, Volume 48, Issue 5, pp 976-983
Date: 14 Apr 2005

Insulin resistance induced by sucrose feeding in rats is due to an impairment of the hepatic parasympathetic nerves



A considerable proportion of whole-body insulin-stimulated glucose uptake is dependent upon the hepatic insulin-sensitising substance (HISS) in a pathway mediated by the hepatic parasympathetic nerves (HPNs). We tested the hypothesis that a high-sucrose diet leads to the impairment of the HPN-dependent component of insulin action.


We quantified insulin sensitivity using the rapid insulin sensitivity test, a modified euglycaemic clamp. Quantification of the HPN-dependent component was achieved by administration of a muscarinic receptor antagonist (atropine, 3 mg/kg).

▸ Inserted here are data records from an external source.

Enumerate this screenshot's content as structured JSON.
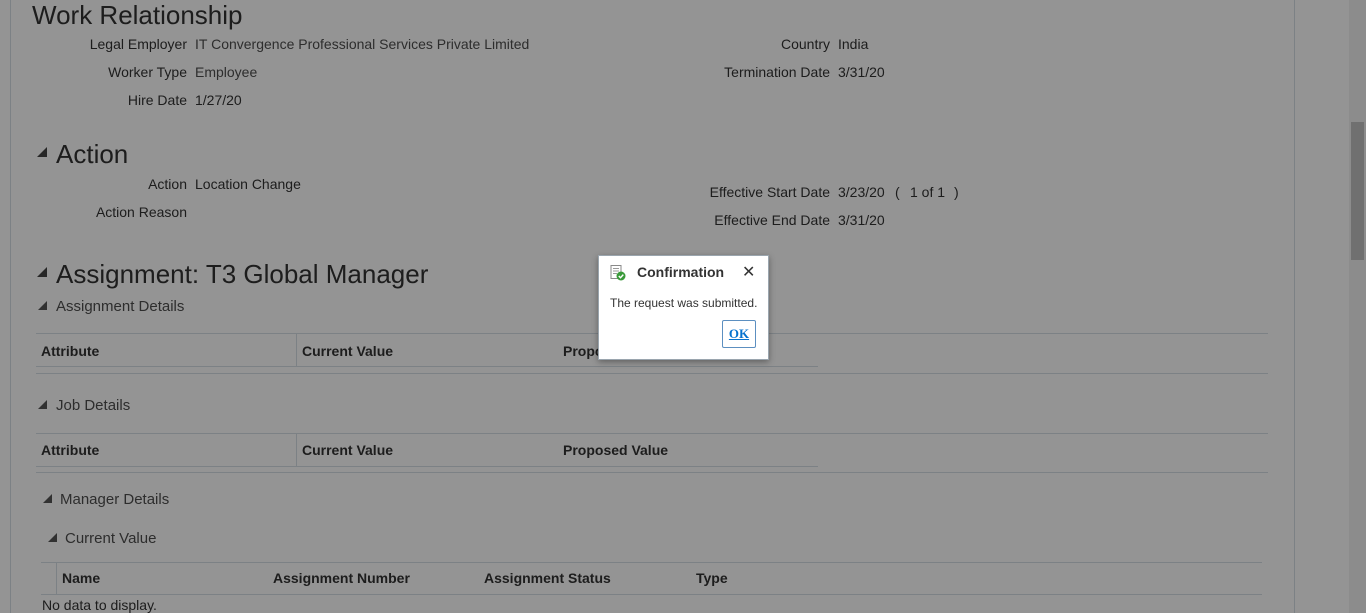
{
  "work_relationship": {
    "title": "Work Relationship",
    "legal_employer_label": "Legal Employer",
    "legal_employer_value": "IT Convergence Professional Services Private Limited",
    "worker_type_label": "Worker Type",
    "worker_type_value": "Employee",
    "hire_date_label": "Hire Date",
    "hire_date_value": "1/27/20",
    "country_label": "Country",
    "country_value": "India",
    "termination_date_label": "Termination Date",
    "termination_date_value": "3/31/20"
  },
  "action": {
    "title": "Action",
    "action_label": "Action",
    "action_value": "Location Change",
    "action_reason_label": "Action Reason",
    "effective_start_label": "Effective Start Date",
    "effective_start_value": "3/23/20",
    "effective_start_paren_open": "(",
    "effective_start_count": "1 of 1",
    "effective_start_paren_close": ")",
    "effective_end_label": "Effective End Date",
    "effective_end_value": "3/31/20"
  },
  "assignment": {
    "title": "Assignment: T3 Global Manager",
    "details_title": "Assignment Details",
    "details_columns": [
      "Attribute",
      "Current Value",
      "Propo"
    ],
    "job_title": "Job Details",
    "job_columns": [
      "Attribute",
      "Current Value",
      "Proposed Value"
    ],
    "manager_title": "Manager Details",
    "current_value_title": "Current Value",
    "manager_columns": [
      "Name",
      "Assignment Number",
      "Assignment Status",
      "Type"
    ],
    "no_data": "No data to display."
  },
  "dialog": {
    "title": "Confirmation",
    "message": "The request was submitted.",
    "ok_label": "OK",
    "close_symbol": "✕",
    "icon": "confirmation-document-check-icon"
  }
}
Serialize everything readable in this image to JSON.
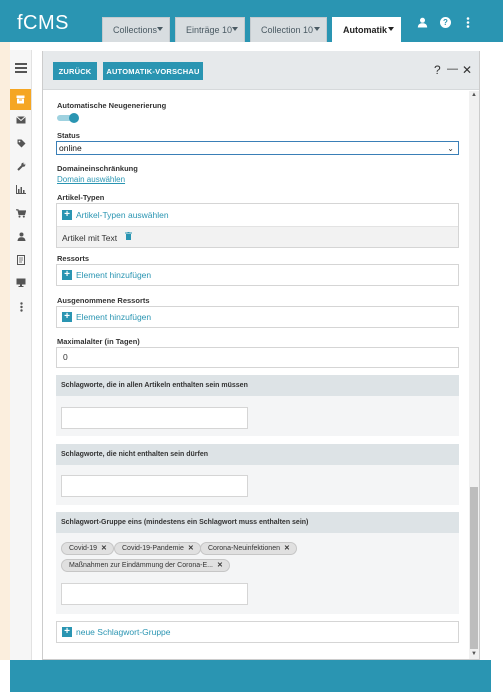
{
  "app": {
    "logo": "fCMS"
  },
  "tabs": [
    {
      "label": "Collections",
      "active": false
    },
    {
      "label": "Einträge 10",
      "active": false
    },
    {
      "label": "Collection 10",
      "active": false
    },
    {
      "label": "Automatik",
      "active": true
    }
  ],
  "topbar_icons": [
    "user-icon",
    "help-icon",
    "more-vertical-icon"
  ],
  "sidebar": {
    "icons": [
      "archive-icon",
      "envelope-icon",
      "tag-icon",
      "wrench-icon",
      "bar-chart-icon",
      "cart-icon",
      "user-icon",
      "book-icon",
      "monitor-icon",
      "more-vertical-icon"
    ],
    "active_index": 0
  },
  "toolbar": {
    "back_label": "ZURÜCK",
    "preview_label": "AUTOMATIK-VORSCHAU",
    "help_label": "?",
    "minimize_label": "—",
    "close_label": "✕"
  },
  "form": {
    "auto_regen_label": "Automatische Neugenerierung",
    "auto_regen_on": true,
    "status_label": "Status",
    "status_value": "online",
    "domain_label": "Domaineinschränkung",
    "domain_link": "Domain auswählen",
    "article_types_label": "Artikel-Typen",
    "article_types_add": "Artikel-Typen auswählen",
    "article_types_items": [
      "Artikel mit Text"
    ],
    "ressorts_label": "Ressorts",
    "ressorts_add": "Element hinzufügen",
    "excluded_ressorts_label": "Ausgenommene Ressorts",
    "excluded_ressorts_add": "Element hinzufügen",
    "max_age_label": "Maximalalter (in Tagen)",
    "max_age_value": "0",
    "keywords_must_title": "Schlagworte, die in allen Artikeln enthalten sein müssen",
    "keywords_not_title": "Schlagworte, die nicht enthalten sein dürfen",
    "keyword_group_title": "Schlagwort-Gruppe eins (mindestens ein Schlagwort muss enthalten sein)",
    "keyword_group_chips": [
      "Covid-19",
      "Covid-19-Pandemie",
      "Corona-Neuinfektionen",
      "Maßnahmen zur Eindämmung der Corona-E..."
    ],
    "new_group_label": "neue Schlagwort-Gruppe"
  },
  "colors": {
    "accent": "#2a95b2",
    "sidebar_active": "#f5a623",
    "left_bg": "#fbeedd"
  }
}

Insulin sensitivity was higher in standard-fed than in sucrose-fed Wistar rats (305.6±34.1 vs 193.9±13.7 mg glucose/kg body weight; p<0.005) and Sprague–Dawley rats (196.4±5.9 vs 95.5±16.3 mg glucose/kg body weight; p<0.01). The HPN-independent component was similar in the two diet groups. Insulin resistance was entirely due to an impairment of the HPN-dependent component in both Wistar rats (164.3±28.1 [standard-fed] vs 26.5±7.5 [sucrose-fed] mg glucose/kg body weight; p<0.0001) and Sprague–Dawley rats (111.7±9.5 vs 35.3±21.4 mg glucose/kg body weight; p<0.01). Furthermore, HPN-dependent insulin resistance in Sprague–Dawley rats was already evident after 2 weeks of a high-sucrose diet (28.5±7.6 [2 weeks], 35.3±21.4 [6 weeks], 17.9±5.4 [9 weeks] mg glucose/kg body weight) and was independent of the nature of sucrose supplementation (12.3±4.7 [solid] and 17.9±5.4 [liquid] mg glucose/kg body weight).

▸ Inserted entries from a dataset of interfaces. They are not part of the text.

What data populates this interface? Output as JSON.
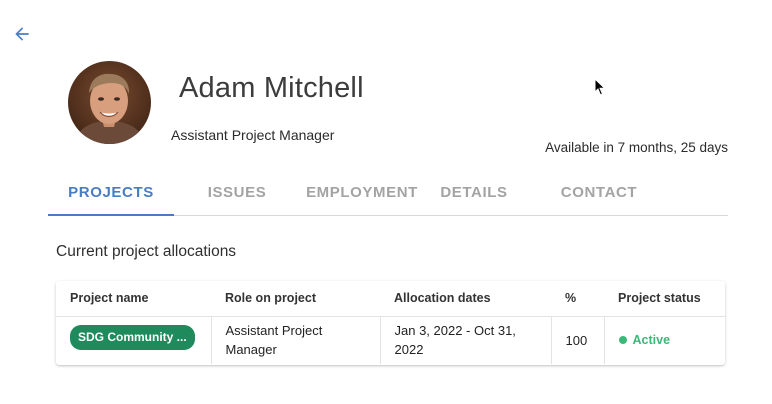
{
  "colors": {
    "accent": "#4a7cc4",
    "chip_bg": "#1f8a5b",
    "status_active": "#3cb878"
  },
  "header": {
    "back_icon": "arrow-left-icon",
    "name": "Adam Mitchell",
    "role": "Assistant Project Manager",
    "availability": "Available in 7 months, 25 days"
  },
  "tabs": [
    {
      "label": "PROJECTS",
      "active": true
    },
    {
      "label": "ISSUES",
      "active": false
    },
    {
      "label": "EMPLOYMENT",
      "active": false
    },
    {
      "label": "DETAILS",
      "active": false
    },
    {
      "label": "CONTACT",
      "active": false
    }
  ],
  "allocations": {
    "title": "Current project allocations",
    "columns": [
      "Project name",
      "Role on project",
      "Allocation dates",
      "%",
      "Project status"
    ],
    "rows": [
      {
        "project": "SDG Community ...",
        "role": "Assistant Project Manager",
        "dates": "Jan 3, 2022 - Oct 31, 2022",
        "percent": "100",
        "status": "Active"
      }
    ]
  }
}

Our results support the hypothesis that insulin resistance caused by sucrose feeding is due to an impairment of the HPN-dependent component of insulin action, leading to a dysfunction of the HISS pathway.